  • Stop: it stops the execution of the program.
  • Single Step: if this button is pressed and the machine is not working, it executes the instructions one by one.
  • Reset: it restarts the machine after the machine is “stopped” whether it is made by the program or manual.

The computer was already built and it worked like this.

And the programs?

The EDSAC as a computer for the scientific community had some programs focused on this field. The programs made root calculus, prime numbers, the square of a number…

In this picture we can see the classic program “Hello World” in its version for EDSAC. “Hello World” EDSAC

This program calculates the square root of a number.

The algorithm that implements the code was developed by Wilkes and Wheeler especially for EDSAC.


Here it is a more complex one, which uses the P6 subroutine to print the 300 first prime numbers.

Let’s program the EDSAC

If you do not like the following programs there is no problem, we can make the programs we want.

First of all, we have to know the instructions that the EDSAC uses:

  • A n: Adds the stored number in “n” to the “accumulator” and it stores it.
  • S n: Subtracts the stored number in “n” to the “accumulator” and it stores it.
  • H n: Copies the number which is in the direction “n” and it stores it in the multiplier.
  • V n: Multiplies the number in the direction “n” by the one which is in the multiplier and the result is added to the stored number in the accumulator and it is saved there.
  • N n: Multiplies the number in the direction “n” by the one which is in the multiplier and the result is subtracted together with the stored number in the accumulator and it is saved there.
  • T n: Transfers the content of the accumulator to the memory position “n” and it erases which was in the accumulator.
  • U n: Transfers the content of the accumulator to the memory position “n” but it does not erase which was in the accumulator.
  • C n: Applies the logical operation “and” to what it is in the position “n” with what it is in the accumulator and the result is added and stored in the accumulator.
  • R 2n-2: Moves the number of the accumulator “n” to the right.
  • L 2n-2: Moves the number of the accumulator 2n” to the left.
  • E n: Moves the number of the accumulator 2n” to the left.
  • G n: If the number of the accumulator is negative, passes to position “n”; if not it continues running the program in the same order.
  • O n: Prints in the output the character depicted by the most representative 5 bits of the memory position “n”.

And where do I start?

Buying an EDSAC today can be difficult and expensive so it is better to use a simulator.

Lucky us we have an EDSAC simulator we can download. Moreover, there is a complete manual that it will be of great help to start.

The programs are loaded in the simulator like every other text so we do not need any special editor. Besides, it has a control panel, a CTR where we can see the main memory and registers that will be useful.

Control panel available in the simulator.

When we have experience and to do a simple Hello World is easy, we can try to do our own tic tac toe or use the one already done.

A part from tic-tac-toe, in the same page where we downloaded the simulator, within the programs sections there are some programs which will be useful to analyze its code and to understand the functioning of the EDSAC:

  • Hanio towers
  • Conway’s game of life
  • Space Invaders
  • Etch a Sketch
  • Pong


If computers nowadays have an impact in our lives, could you imagine what the EDSAC was like at that time?
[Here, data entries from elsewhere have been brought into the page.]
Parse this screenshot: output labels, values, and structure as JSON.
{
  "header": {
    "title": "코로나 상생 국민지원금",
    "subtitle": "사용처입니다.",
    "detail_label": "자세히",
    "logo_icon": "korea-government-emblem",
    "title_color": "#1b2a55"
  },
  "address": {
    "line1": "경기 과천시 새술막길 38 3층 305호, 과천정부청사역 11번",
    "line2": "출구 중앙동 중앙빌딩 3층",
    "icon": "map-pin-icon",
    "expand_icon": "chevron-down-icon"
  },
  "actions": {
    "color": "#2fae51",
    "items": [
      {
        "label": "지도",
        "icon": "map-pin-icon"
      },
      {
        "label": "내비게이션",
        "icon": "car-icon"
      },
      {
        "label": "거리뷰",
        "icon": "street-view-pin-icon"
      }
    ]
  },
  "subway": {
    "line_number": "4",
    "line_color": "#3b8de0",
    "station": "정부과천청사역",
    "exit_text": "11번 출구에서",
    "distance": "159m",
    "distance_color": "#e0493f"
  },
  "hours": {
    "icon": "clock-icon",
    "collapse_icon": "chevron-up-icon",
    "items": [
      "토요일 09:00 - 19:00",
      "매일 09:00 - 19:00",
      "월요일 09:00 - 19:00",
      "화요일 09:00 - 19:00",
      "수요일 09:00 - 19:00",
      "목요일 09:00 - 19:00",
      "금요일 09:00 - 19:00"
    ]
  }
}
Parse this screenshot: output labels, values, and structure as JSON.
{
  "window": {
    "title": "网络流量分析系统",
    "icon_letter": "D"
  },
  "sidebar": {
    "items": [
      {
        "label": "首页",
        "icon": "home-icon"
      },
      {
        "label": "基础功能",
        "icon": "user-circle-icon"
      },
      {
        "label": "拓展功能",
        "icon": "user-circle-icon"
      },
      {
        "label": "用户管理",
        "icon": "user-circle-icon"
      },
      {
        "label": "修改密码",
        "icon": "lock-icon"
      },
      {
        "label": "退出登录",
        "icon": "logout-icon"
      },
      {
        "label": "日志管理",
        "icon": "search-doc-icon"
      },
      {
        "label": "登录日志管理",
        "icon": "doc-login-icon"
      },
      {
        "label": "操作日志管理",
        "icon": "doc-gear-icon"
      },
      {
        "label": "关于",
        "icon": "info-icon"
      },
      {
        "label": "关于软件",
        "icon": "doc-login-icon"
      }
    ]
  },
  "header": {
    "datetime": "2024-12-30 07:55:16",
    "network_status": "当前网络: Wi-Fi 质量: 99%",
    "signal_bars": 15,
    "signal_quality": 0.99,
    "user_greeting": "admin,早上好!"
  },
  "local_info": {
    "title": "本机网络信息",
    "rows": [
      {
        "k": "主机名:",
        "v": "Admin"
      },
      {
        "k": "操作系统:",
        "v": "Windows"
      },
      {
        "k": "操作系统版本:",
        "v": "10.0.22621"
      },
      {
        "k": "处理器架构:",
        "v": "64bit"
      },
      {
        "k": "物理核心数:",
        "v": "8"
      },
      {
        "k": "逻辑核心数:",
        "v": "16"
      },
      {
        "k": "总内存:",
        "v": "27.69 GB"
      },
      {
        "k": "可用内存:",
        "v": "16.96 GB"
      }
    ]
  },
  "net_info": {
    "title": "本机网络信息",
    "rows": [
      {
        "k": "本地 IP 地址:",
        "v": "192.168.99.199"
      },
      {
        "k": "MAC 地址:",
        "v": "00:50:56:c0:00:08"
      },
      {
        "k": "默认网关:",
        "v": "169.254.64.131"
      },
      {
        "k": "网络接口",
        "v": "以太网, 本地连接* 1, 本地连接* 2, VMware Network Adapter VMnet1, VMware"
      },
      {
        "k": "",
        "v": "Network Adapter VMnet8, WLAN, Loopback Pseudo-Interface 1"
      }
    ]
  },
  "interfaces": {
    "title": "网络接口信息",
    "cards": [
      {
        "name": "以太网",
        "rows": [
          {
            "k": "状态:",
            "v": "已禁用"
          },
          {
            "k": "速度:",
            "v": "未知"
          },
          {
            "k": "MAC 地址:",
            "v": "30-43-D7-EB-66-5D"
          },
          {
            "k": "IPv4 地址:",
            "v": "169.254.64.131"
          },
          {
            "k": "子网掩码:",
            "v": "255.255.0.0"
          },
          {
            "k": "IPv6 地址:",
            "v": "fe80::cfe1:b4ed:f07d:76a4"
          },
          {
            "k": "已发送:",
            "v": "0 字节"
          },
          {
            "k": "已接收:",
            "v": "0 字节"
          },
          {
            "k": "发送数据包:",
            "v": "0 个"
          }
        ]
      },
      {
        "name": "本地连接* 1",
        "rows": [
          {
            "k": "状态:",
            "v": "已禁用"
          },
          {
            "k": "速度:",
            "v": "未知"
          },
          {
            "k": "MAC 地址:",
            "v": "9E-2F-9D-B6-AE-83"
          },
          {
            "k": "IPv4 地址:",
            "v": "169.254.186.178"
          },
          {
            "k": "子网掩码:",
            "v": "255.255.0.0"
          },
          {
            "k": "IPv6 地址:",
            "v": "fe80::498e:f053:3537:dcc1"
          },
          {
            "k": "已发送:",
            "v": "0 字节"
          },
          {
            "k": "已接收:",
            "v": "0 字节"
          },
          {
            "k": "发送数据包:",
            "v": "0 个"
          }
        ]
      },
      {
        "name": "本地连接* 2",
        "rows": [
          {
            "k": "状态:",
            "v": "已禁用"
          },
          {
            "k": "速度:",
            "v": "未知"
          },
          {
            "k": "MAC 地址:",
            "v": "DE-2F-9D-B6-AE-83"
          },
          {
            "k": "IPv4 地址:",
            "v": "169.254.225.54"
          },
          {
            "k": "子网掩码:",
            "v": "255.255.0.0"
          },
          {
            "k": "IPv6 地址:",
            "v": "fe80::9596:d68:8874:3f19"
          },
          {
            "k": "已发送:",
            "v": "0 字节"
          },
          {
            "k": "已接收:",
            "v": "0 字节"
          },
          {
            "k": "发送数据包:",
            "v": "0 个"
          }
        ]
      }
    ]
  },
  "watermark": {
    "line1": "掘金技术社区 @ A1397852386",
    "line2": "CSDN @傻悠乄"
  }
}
Here there are some testimonies.

Joyce Wheeler was a researcher in Cambridge University and was one of the first people to use EDSAC.

Does her name sound familiar to you? Yes, she is the wife of David Wheeler

Margaret Marrs, EDSAC operator.

EDSAC Replica

EDSAC Replica project is made with the goal set in building a functional EDSAC replica and execute programs like it was made in 1949.

It will be built and kept in The National Museum of Computing in Bletchley Park which is an iconic place for computing in Britain. In that place, people worked trying to decipher Nazis codes during WW2.

There replica will be open to the public. It is meant to be operative in 2015.